◆ How to complete this task: Leave out the pictures and set down the rest of the listing below word for word.
········
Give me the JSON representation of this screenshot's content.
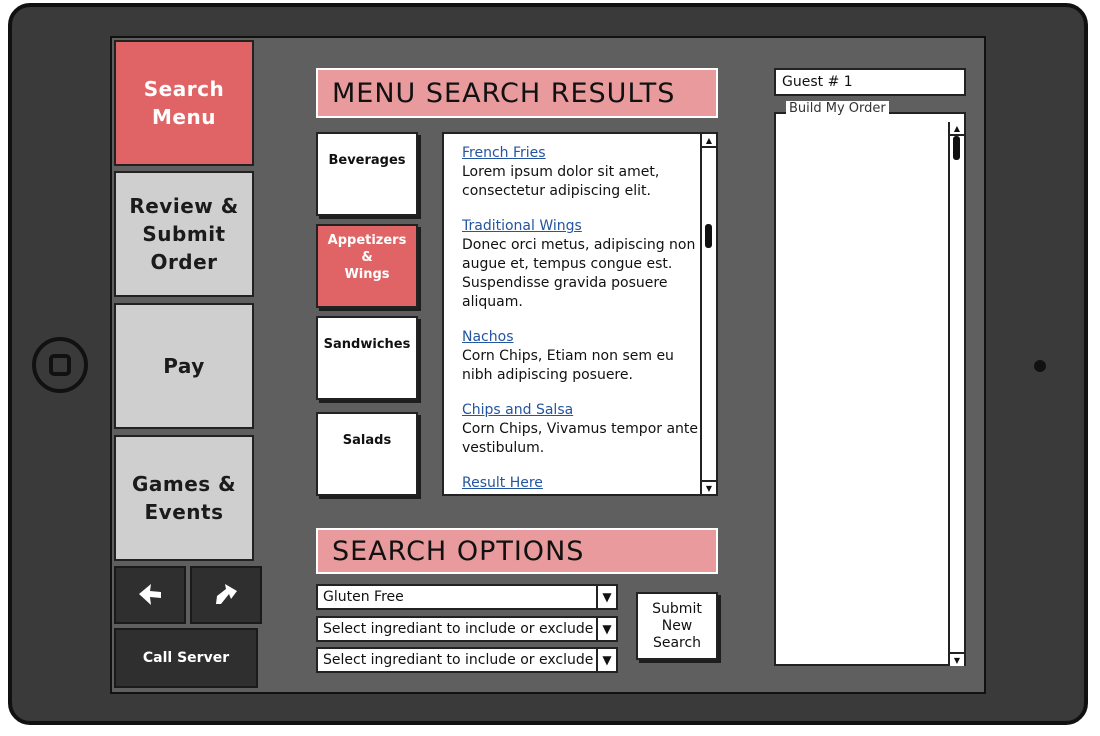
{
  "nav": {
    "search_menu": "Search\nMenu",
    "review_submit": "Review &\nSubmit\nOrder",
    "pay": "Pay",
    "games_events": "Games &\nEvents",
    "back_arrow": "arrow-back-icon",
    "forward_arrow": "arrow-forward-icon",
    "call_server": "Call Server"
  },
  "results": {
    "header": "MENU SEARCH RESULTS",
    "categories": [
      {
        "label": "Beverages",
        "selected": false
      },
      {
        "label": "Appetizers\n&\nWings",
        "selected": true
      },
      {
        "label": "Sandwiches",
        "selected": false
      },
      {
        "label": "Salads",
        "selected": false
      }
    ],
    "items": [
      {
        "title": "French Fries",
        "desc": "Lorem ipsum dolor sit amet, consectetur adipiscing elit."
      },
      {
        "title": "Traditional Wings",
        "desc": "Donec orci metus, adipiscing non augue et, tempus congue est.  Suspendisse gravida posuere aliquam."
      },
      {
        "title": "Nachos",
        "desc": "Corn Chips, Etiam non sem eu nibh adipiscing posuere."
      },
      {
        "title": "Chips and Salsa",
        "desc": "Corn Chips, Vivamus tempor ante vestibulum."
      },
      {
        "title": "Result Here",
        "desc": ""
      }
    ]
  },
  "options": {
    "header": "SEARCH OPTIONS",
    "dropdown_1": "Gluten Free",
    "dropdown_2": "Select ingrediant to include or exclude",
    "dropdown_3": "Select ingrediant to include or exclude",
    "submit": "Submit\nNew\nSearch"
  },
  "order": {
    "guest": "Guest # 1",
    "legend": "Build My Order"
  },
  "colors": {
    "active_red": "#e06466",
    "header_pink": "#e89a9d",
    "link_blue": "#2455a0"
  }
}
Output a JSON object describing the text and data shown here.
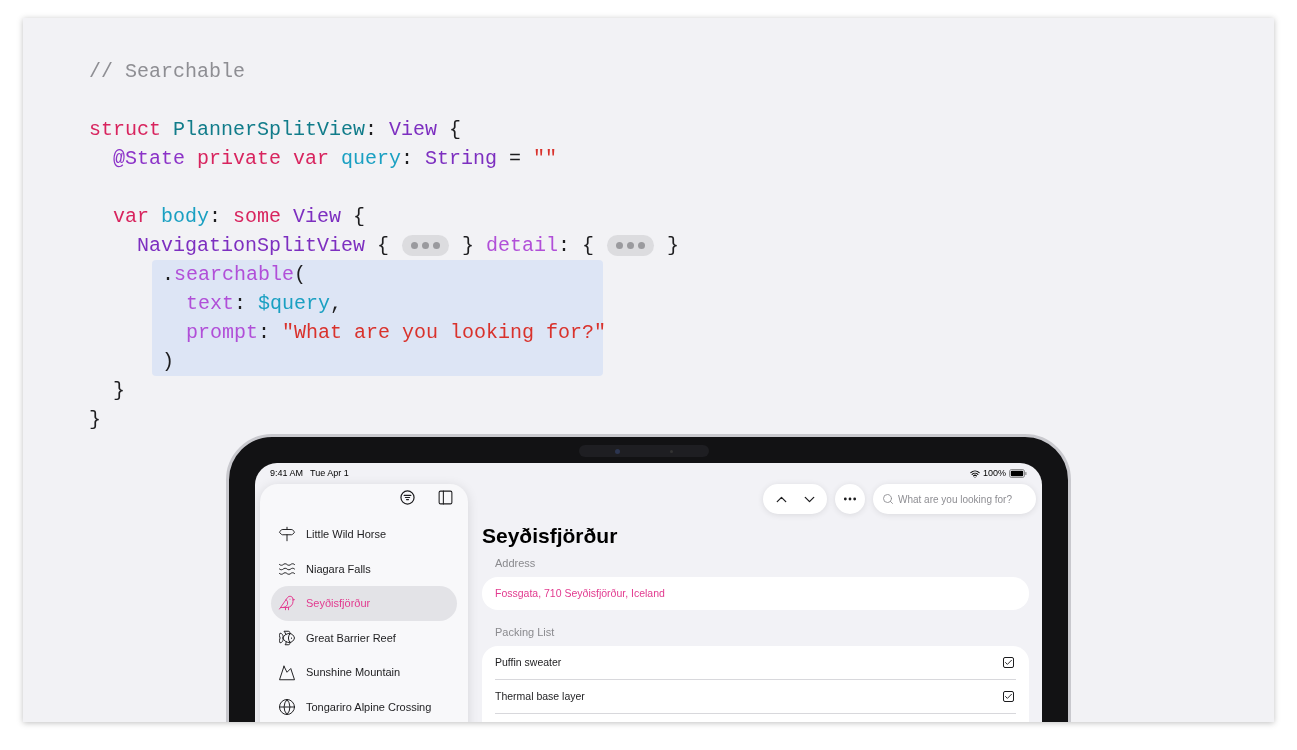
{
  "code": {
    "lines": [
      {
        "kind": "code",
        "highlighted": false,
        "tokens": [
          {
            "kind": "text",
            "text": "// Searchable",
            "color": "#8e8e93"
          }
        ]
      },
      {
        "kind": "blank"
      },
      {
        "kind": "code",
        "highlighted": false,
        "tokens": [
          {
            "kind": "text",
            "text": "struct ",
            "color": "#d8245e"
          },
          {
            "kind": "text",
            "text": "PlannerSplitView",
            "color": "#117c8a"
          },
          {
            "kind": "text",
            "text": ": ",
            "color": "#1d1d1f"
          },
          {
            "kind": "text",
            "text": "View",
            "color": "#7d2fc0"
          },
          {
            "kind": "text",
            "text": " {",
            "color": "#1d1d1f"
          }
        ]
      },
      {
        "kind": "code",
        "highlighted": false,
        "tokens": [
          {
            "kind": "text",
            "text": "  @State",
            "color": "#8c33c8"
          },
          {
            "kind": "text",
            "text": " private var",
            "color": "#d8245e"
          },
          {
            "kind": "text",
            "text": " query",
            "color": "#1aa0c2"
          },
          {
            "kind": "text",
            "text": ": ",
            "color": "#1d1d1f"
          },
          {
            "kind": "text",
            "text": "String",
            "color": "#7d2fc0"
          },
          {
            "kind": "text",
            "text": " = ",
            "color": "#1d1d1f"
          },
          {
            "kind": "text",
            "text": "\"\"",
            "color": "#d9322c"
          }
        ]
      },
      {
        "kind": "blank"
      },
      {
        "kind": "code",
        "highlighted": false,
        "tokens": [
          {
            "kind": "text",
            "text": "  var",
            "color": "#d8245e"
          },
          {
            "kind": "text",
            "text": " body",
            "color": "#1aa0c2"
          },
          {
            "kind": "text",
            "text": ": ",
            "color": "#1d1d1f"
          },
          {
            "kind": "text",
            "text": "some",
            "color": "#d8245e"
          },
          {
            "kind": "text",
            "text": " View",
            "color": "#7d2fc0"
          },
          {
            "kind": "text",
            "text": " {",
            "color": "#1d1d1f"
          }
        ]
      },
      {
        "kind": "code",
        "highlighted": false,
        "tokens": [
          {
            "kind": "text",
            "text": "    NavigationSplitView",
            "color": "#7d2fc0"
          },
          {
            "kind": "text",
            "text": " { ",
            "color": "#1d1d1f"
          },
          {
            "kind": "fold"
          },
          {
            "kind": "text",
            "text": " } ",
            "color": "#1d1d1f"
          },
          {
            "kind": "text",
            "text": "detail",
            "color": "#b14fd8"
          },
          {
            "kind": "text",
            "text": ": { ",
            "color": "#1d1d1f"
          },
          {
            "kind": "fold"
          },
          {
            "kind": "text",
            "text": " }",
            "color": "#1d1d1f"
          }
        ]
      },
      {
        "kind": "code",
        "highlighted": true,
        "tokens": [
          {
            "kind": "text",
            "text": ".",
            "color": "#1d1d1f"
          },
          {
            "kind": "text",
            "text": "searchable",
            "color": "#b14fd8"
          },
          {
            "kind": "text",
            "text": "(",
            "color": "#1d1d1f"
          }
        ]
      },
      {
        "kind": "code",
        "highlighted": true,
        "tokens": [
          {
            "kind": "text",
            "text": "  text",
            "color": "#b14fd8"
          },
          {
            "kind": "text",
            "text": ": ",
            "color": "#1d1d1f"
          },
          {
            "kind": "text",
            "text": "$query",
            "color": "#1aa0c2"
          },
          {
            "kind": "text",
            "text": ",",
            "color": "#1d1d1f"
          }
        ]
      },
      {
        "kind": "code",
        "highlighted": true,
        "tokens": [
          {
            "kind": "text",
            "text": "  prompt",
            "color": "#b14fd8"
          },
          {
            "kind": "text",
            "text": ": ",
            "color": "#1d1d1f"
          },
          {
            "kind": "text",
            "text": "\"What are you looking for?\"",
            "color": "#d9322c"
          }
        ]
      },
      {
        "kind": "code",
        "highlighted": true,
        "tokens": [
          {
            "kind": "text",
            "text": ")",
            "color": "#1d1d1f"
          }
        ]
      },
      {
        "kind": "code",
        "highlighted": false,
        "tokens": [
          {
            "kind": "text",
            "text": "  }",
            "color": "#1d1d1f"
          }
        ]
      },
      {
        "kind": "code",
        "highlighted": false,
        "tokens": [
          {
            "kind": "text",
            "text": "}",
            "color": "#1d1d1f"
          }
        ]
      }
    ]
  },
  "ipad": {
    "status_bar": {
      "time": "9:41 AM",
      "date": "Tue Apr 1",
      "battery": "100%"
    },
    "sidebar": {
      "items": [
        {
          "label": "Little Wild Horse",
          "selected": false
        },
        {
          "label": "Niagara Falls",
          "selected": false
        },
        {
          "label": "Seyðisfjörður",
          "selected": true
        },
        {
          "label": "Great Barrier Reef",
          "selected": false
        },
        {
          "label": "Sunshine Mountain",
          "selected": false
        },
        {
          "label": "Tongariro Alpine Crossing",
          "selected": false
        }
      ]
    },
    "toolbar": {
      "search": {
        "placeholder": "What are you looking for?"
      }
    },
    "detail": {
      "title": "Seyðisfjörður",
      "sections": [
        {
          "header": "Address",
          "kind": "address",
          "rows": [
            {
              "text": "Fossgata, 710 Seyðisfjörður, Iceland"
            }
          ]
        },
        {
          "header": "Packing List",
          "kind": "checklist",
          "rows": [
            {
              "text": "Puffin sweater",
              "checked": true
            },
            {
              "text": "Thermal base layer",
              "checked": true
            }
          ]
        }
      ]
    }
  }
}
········
◆ Answer to this task:
Give me the JSON representation of this screenshot's content.
{
  "nav": {
    "search_menu": "Search\nMenu",
    "review_submit": "Review &\nSubmit\nOrder",
    "pay": "Pay",
    "games_events": "Games &\nEvents",
    "back_arrow": "arrow-back-icon",
    "forward_arrow": "arrow-forward-icon",
    "call_server": "Call Server"
  },
  "results": {
    "header": "MENU SEARCH RESULTS",
    "categories": [
      {
        "label": "Beverages",
        "selected": false
      },
      {
        "label": "Appetizers\n&\nWings",
        "selected": true
      },
      {
        "label": "Sandwiches",
        "selected": false
      },
      {
        "label": "Salads",
        "selected": false
      }
    ],
    "items": [
      {
        "title": "French Fries",
        "desc": "Lorem ipsum dolor sit amet, consectetur adipiscing elit."
      },
      {
        "title": "Traditional Wings",
        "desc": "Donec orci metus, adipiscing non augue et, tempus congue est.  Suspendisse gravida posuere aliquam."
      },
      {
        "title": "Nachos",
        "desc": "Corn Chips, Etiam non sem eu nibh adipiscing posuere."
      },
      {
        "title": "Chips and Salsa",
        "desc": "Corn Chips, Vivamus tempor ante vestibulum."
      },
      {
        "title": "Result Here",
        "desc": ""
      }
    ]
  },
  "options": {
    "header": "SEARCH OPTIONS",
    "dropdown_1": "Gluten Free",
    "dropdown_2": "Select ingrediant to include or exclude",
    "dropdown_3": "Select ingrediant to include or exclude",
    "submit": "Submit\nNew\nSearch"
  },
  "order": {
    "guest": "Guest # 1",
    "legend": "Build My Order"
  },
  "colors": {
    "active_red": "#e06466",
    "header_pink": "#e89a9d",
    "link_blue": "#2455a0"
  }
}
Output a JSON object describing the text and data shown here.
{
  "code": {
    "lines": [
      {
        "kind": "code",
        "highlighted": false,
        "tokens": [
          {
            "kind": "text",
            "text": "// Searchable",
            "color": "#8e8e93"
          }
        ]
      },
      {
        "kind": "blank"
      },
      {
        "kind": "code",
        "highlighted": false,
        "tokens": [
          {
            "kind": "text",
            "text": "struct ",
            "color": "#d8245e"
          },
          {
            "kind": "text",
            "text": "PlannerSplitView",
            "color": "#117c8a"
          },
          {
            "kind": "text",
            "text": ": ",
            "color": "#1d1d1f"
          },
          {
            "kind": "text",
            "text": "View",
            "color": "#7d2fc0"
          },
          {
            "kind": "text",
            "text": " {",
            "color": "#1d1d1f"
          }
        ]
      },
      {
        "kind": "code",
        "highlighted": false,
        "tokens": [
          {
            "kind": "text",
            "text": "  @State",
            "color": "#8c33c8"
          },
          {
            "kind": "text",
            "text": " private var",
            "color": "#d8245e"
          },
          {
            "kind": "text",
            "text": " query",
            "color": "#1aa0c2"
          },
          {
            "kind": "text",
            "text": ": ",
            "color": "#1d1d1f"
          },
          {
            "kind": "text",
            "text": "String",
            "color": "#7d2fc0"
          },
          {
            "kind": "text",
            "text": " = ",
            "color": "#1d1d1f"
          },
          {
            "kind": "text",
            "text": "\"\"",
            "color": "#d9322c"
          }
        ]
      },
      {
        "kind": "blank"
      },
      {
        "kind": "code",
        "highlighted": false,
        "tokens": [
          {
            "kind": "text",
            "text": "  var",
            "color": "#d8245e"
          },
          {
            "kind": "text",
            "text": " body",
            "color": "#1aa0c2"
          },
          {
            "kind": "text",
            "text": ": ",
            "color": "#1d1d1f"
          },
          {
            "kind": "text",
            "text": "some",
            "color": "#d8245e"
          },
          {
            "kind": "text",
            "text": " View",
            "color": "#7d2fc0"
          },
          {
            "kind": "text",
            "text": " {",
            "color": "#1d1d1f"
          }
        ]
      },
      {
        "kind": "code",
        "highlighted": false,
        "tokens": [
          {
            "kind": "text",
            "text": "    NavigationSplitView",
            "color": "#7d2fc0"
          },
          {
            "kind": "text",
            "text": " { ",
            "color": "#1d1d1f"
          },
          {
            "kind": "fold"
          },
          {
            "kind": "text",
            "text": " } ",
            "color": "#1d1d1f"
          },
          {
            "kind": "text",
            "text": "detail",
            "color": "#b14fd8"
          },
          {
            "kind": "text",
            "text": ": { ",
            "color": "#1d1d1f"
          },
          {
            "kind": "fold"
          },
          {
            "kind": "text",
            "text": " }",
            "color": "#1d1d1f"
          }
        ]
      },
      {
        "kind": "code",
        "highlighted": true,
        "tokens": [
          {
            "kind": "text",
            "text": ".",
            "color": "#1d1d1f"
          },
          {
            "kind": "text",
            "text": "searchable",
            "color": "#b14fd8"
          },
          {
            "kind": "text",
            "text": "(",
            "color": "#1d1d1f"
          }
        ]
      },
      {
        "kind": "code",
        "highlighted": true,
        "tokens": [
          {
            "kind": "text",
            "text": "  text",
            "color": "#b14fd8"
          },
          {
            "kind": "text",
            "text": ": ",
            "color": "#1d1d1f"
          },
          {
            "kind": "text",
            "text": "$query",
            "color": "#1aa0c2"
          },
          {
            "kind": "text",
            "text": ",",
            "color": "#1d1d1f"
          }
        ]
      },
      {
        "kind": "code",
        "highlighted": true,
        "tokens": [
          {
            "kind": "text",
            "text": "  prompt",
            "color": "#b14fd8"
          },
          {
            "kind": "text",
            "text": ": ",
            "color": "#1d1d1f"
          },
          {
            "kind": "text",
            "text": "\"What are you looking for?\"",
            "color": "#d9322c"
          }
        ]
      },
      {
        "kind": "code",
        "highlighted": true,
        "tokens": [
          {
            "kind": "text",
            "text": ")",
            "color": "#1d1d1f"
          }
        ]
      },
      {
        "kind": "code",
        "highlighted": false,
        "tokens": [
          {
            "kind": "text",
            "text": "  }",
            "color": "#1d1d1f"
          }
        ]
      },
      {
        "kind": "code",
        "highlighted": false,
        "tokens": [
          {
            "kind": "text",
            "text": "}",
            "color": "#1d1d1f"
          }
        ]
      }
    ]
  },
  "ipad": {
    "status_bar": {
      "time": "9:41 AM",
      "date": "Tue Apr 1",
      "battery": "100%"
    },
    "sidebar": {
      "items": [
        {
          "label": "Little Wild Horse",
          "selected": false
        },
        {
          "label": "Niagara Falls",
          "selected": false
        },
        {
          "label": "Seyðisfjörður",
          "selected": true
        },
        {
          "label": "Great Barrier Reef",
          "selected": false
        },
        {
          "label": "Sunshine Mountain",
          "selected": false
        },
        {
          "label": "Tongariro Alpine Crossing",
          "selected": false
        }
      ]
    },
    "toolbar": {
      "search": {
        "placeholder": "What are you looking for?"
      }
    },
    "detail": {
      "title": "Seyðisfjörður",
      "sections": [
        {
          "header": "Address",
          "kind": "address",
          "rows": [
            {
              "text": "Fossgata, 710 Seyðisfjörður, Iceland"
            }
          ]
        },
        {
          "header": "Packing List",
          "kind": "checklist",
          "rows": [
            {
              "text": "Puffin sweater",
              "checked": true
            },
            {
              "text": "Thermal base layer",
              "checked": true
            }
          ]
        }
      ]
    }
  }
}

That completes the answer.